Even Tennessee - one of the top five programs nationally in attendance - averaged 2,400 more fans for SEC contests, drawing an average of 20,300 for conference foes as opposed to 17,900 for everybody else.
Then again, with five league schools ranked outside the top 115 in RPI - and most of their nonleague opponents lower than that - why would anyone want to watch this conference play Grambling State, USC-Upstate or Arkansas-Pine Bluff?
Still, 22 is too many, especially when the NCAA Selection Committee repeatedly encourages schools to play quality opponents outside their conference on the road.
Beyond that, if playing your conference brothers 22 times a winter is so good for SEC basketball programs, why not encourage their football counterparts to play 11 SEC games?
Wouldn't that be the fairest way to crown a champion in that sport? No scheduling quirks there, other than you'd play six home games one year and five the next. But you couldn't argue that Team A got lucky because Team G wasn't on its schedule.
The difference, of course, is twofold. One, the two-division football format has delivered the SEC five straight national champions in football while the conference has reached the Final Four only once (Kentucky, this past season) since Florida won back-to-back national titles in 2006 and '07.
Two, the SEC football title game inside the Georgia Dome is a moneymaker on par with any non-BCS bowl game. The SEC basketball tournament makes money, but not that kind of money.
But something else Barbee said should give pause to anyone who thinks 22 league games will deliver one or two more bids to March Madness.
"The only way we're going to be a national program," he said, "is by playing a national schedule."

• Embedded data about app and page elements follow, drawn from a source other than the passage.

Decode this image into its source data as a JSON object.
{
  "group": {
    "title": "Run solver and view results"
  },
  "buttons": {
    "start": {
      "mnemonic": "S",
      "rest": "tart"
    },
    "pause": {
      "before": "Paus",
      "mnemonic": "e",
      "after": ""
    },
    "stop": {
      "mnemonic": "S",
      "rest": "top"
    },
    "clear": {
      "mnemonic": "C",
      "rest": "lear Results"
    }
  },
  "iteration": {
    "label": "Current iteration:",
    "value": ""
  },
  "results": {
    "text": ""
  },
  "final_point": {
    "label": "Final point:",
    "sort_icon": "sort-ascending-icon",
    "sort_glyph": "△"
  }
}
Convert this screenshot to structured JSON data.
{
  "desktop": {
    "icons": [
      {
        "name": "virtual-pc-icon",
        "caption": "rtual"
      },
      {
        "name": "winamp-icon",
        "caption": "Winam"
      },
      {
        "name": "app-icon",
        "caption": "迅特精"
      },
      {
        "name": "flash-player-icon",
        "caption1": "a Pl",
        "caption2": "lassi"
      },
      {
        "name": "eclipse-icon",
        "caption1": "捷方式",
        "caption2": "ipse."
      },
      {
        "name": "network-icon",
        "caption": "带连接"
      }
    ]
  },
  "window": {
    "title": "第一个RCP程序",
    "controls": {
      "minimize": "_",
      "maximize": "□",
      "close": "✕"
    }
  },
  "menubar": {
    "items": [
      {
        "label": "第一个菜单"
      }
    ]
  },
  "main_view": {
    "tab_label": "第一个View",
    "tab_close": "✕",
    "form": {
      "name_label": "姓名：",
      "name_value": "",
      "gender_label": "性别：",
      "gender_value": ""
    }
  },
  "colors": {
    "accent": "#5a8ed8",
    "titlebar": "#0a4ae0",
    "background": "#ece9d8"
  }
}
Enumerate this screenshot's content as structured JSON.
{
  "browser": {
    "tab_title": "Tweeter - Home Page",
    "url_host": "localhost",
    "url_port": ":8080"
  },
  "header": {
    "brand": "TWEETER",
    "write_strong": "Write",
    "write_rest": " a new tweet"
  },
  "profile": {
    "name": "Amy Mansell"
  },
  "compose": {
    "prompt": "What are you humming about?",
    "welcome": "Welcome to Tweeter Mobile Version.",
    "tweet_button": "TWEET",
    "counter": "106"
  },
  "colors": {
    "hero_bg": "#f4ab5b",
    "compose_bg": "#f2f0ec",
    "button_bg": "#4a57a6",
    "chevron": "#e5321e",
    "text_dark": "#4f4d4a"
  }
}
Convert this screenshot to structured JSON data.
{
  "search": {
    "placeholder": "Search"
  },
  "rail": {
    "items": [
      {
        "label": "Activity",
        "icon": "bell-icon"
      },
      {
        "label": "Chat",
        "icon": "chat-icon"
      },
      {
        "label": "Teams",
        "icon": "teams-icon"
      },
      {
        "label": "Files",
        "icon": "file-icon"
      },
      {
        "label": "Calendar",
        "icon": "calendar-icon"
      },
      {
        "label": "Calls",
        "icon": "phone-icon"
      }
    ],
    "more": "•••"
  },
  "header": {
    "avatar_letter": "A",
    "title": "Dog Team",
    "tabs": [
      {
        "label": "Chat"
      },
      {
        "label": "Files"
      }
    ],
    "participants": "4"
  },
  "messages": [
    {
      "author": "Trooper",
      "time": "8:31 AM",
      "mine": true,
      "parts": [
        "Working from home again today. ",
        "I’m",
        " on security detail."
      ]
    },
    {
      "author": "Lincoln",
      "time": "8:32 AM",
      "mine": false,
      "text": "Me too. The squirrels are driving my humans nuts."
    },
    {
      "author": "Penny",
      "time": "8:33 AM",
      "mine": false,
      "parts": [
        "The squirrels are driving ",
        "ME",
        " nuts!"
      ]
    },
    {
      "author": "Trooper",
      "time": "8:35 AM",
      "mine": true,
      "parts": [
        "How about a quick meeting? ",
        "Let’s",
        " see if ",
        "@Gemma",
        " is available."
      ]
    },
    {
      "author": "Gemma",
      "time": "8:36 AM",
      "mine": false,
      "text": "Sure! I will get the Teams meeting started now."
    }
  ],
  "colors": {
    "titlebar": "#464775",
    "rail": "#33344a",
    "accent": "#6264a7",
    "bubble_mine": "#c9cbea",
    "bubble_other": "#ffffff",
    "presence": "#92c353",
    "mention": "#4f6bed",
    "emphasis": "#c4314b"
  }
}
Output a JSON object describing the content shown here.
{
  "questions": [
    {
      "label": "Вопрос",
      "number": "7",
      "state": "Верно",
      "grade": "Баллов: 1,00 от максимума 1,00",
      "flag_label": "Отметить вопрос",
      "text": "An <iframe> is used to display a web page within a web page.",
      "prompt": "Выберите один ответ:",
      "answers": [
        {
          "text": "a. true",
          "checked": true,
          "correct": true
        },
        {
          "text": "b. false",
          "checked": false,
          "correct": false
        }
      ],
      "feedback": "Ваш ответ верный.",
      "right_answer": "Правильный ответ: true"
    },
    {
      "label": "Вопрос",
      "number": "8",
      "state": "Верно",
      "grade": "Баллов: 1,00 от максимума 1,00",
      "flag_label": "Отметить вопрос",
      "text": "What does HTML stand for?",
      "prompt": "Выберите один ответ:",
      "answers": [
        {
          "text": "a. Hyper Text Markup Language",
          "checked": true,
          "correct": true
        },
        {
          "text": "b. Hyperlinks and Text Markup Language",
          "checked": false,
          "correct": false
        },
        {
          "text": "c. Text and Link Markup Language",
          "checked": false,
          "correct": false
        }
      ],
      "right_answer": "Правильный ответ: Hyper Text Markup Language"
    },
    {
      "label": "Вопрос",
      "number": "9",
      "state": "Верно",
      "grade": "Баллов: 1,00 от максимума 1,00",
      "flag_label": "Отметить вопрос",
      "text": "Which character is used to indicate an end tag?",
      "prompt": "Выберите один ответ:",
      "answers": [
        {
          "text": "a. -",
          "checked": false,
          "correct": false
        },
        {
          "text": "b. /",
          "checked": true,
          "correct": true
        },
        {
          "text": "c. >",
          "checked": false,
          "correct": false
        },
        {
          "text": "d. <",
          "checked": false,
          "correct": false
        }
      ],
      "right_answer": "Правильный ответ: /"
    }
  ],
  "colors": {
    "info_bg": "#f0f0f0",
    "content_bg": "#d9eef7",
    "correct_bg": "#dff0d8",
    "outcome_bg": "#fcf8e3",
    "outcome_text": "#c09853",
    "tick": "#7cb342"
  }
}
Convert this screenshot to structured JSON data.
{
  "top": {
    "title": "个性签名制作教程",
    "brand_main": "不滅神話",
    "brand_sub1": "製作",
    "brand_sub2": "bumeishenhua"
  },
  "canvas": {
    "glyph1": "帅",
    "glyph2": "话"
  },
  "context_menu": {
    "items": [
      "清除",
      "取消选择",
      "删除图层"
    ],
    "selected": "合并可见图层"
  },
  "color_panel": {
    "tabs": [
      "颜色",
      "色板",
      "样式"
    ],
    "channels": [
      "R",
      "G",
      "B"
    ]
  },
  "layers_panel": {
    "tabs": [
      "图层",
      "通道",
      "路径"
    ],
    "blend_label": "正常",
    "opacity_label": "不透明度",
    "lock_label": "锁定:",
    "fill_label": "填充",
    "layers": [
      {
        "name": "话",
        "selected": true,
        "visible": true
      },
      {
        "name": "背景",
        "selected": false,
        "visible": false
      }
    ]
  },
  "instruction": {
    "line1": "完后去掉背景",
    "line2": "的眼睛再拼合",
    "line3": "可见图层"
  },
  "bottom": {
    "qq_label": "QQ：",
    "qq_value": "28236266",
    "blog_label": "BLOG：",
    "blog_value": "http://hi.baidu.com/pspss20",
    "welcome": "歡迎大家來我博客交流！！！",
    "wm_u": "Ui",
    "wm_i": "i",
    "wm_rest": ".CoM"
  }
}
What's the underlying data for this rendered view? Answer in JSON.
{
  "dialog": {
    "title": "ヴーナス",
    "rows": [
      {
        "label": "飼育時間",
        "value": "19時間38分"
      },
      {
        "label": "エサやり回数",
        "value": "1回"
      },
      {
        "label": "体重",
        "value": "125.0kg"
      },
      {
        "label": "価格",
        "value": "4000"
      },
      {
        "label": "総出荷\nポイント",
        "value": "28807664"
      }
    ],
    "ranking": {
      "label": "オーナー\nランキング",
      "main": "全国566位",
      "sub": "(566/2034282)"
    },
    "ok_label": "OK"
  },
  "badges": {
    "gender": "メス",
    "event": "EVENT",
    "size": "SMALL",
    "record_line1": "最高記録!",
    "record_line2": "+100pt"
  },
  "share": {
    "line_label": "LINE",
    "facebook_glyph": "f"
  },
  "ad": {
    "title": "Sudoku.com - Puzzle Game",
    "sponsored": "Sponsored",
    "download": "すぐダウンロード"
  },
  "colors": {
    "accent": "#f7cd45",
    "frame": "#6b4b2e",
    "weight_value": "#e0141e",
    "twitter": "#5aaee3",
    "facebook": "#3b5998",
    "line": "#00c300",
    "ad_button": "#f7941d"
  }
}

And it's awfully hard to do that without leaving your own back yard.
Contact Mark Wiedmer at email@example.com or 423-757-6273.